MGS Operative: What were the major challenges involved in actually implementing your artistic goals within the game? Did you experience any surprises—for example, did certain as things turn out to be harder or easier than expected?

Wil Overton: From a concept artist’s point of view, the hardest thing is actually translating that 2D image to a solid 3D model while still retaining the essence of what made the design good in the first place. You can get away with so much more in a drawing that you just know will come back and bite you on the butt once another artist actually starts trying to make a workable game model of it. The more outlandish you want to make things; the harder it is to make work properly in 3D. The hardest thing overall was keeping everything together and coherent, especially on a project where there are so many different locations and characters to keep track of.

MGS Operative: What's the process for creating a character, and how long does it usually take? How many team members are typically involved? What equipment and software do you use? Do you draw concepts on paper?

Wil Overton: Initially the character comes from a lot of talk. Sometimes the existing story will dictate the sort of thing you have to come up with. Other times you’ll just come up with a great idea and want to fit it in somewhere. Either way, it involves sitting around and chatting about it before I go away and face the horror of staring at a blank piece of paper and actually trying to make something worthwhile appear. Sometimes it will be just me and the storywriter, other times there might be more artists and designers involved. Like most things, too many cooks can spoil the mixture, and you probably get a better character if just a few people have a strong vision. It can take a day or a few years, you never can tell; it’s definitely not a precise science, and that’s what makes it fun.

Personally, I still like to draw on paper, and for a typical comic book-style picture I mostly follow the standard US comic way of working. Briefly, I sketch on paper, then tidy up, do the final line work and inking on some sort of board, and finally scan the image and color it in Photoshop.

The computer’s great, but it can’t rescue a basically flawed drawing, so as long as I get that right the rest is easy. Sometimes, I’ll just scan in a rough pencil sketch and quickly color it, but otherwise the process is pretty much the same. A pencil, pen and brush are my main tools. Once a drawing is digitized on the computer, a graphics tablet and Photoshop are my primary tools, but I’ll occasionally use other programs like Painter and Illustrator as well.

MGS Operative: What was the most challenging artistic element of the game to design? What went through the most visual changes?
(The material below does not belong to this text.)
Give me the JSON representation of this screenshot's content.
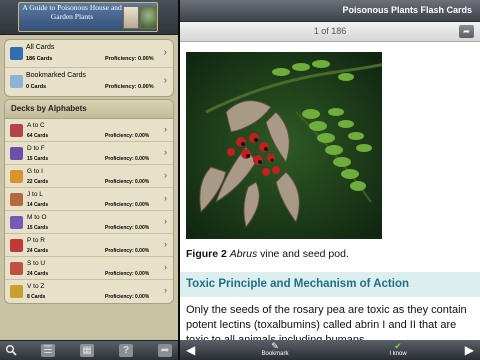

Wil Overton: Character-wise, Jo went through the most changes at both the concept and modeling stage. Concept artists and character designers often go on about how important a character’s ‘silhouette’ is but if you take a standard proportioned normal person who isn’t wearing some ludicrous sized combat armor, creating something that is immediately recognizable with just their silhouette can be tricky. In the end I think it’s the tiny things like the flick of the hair at the sides that give it away but I never thought at one point I’d be sitting in front of a drawing pad surrounded by loads of women’s hairstyle magazines! Of course, she also had to be recognizable in a number of different costumes which made her head just about the only thing we could work with. Who’d have thought that would be most challenging artistic element in the game?!

MGS Operative: What element of the final art used in the game makes you feel the most proud?

Wil Overton: There is no one element. It’s a combination of everybody’s work in every department. Moving across different consoles and adapting to changing technology has sometimes been difficult, but the whole team’s worked incredibly hard and I think, art-wise, we’ve managed to cram in a massive amount of variety at a very high level for a launch title (which is always a tough gig). Of course, everyone’s now looking back and saying ‘ooh, we could have done this and this’ but that’s always going to be the case, and I think everyone can be rightly proud at what they’ve managed to achieve.

MGS Operative: What is the best thing about what you do?

Wil Overton: Do you really need to ask that? I get to draw super sexy spy girls for a living!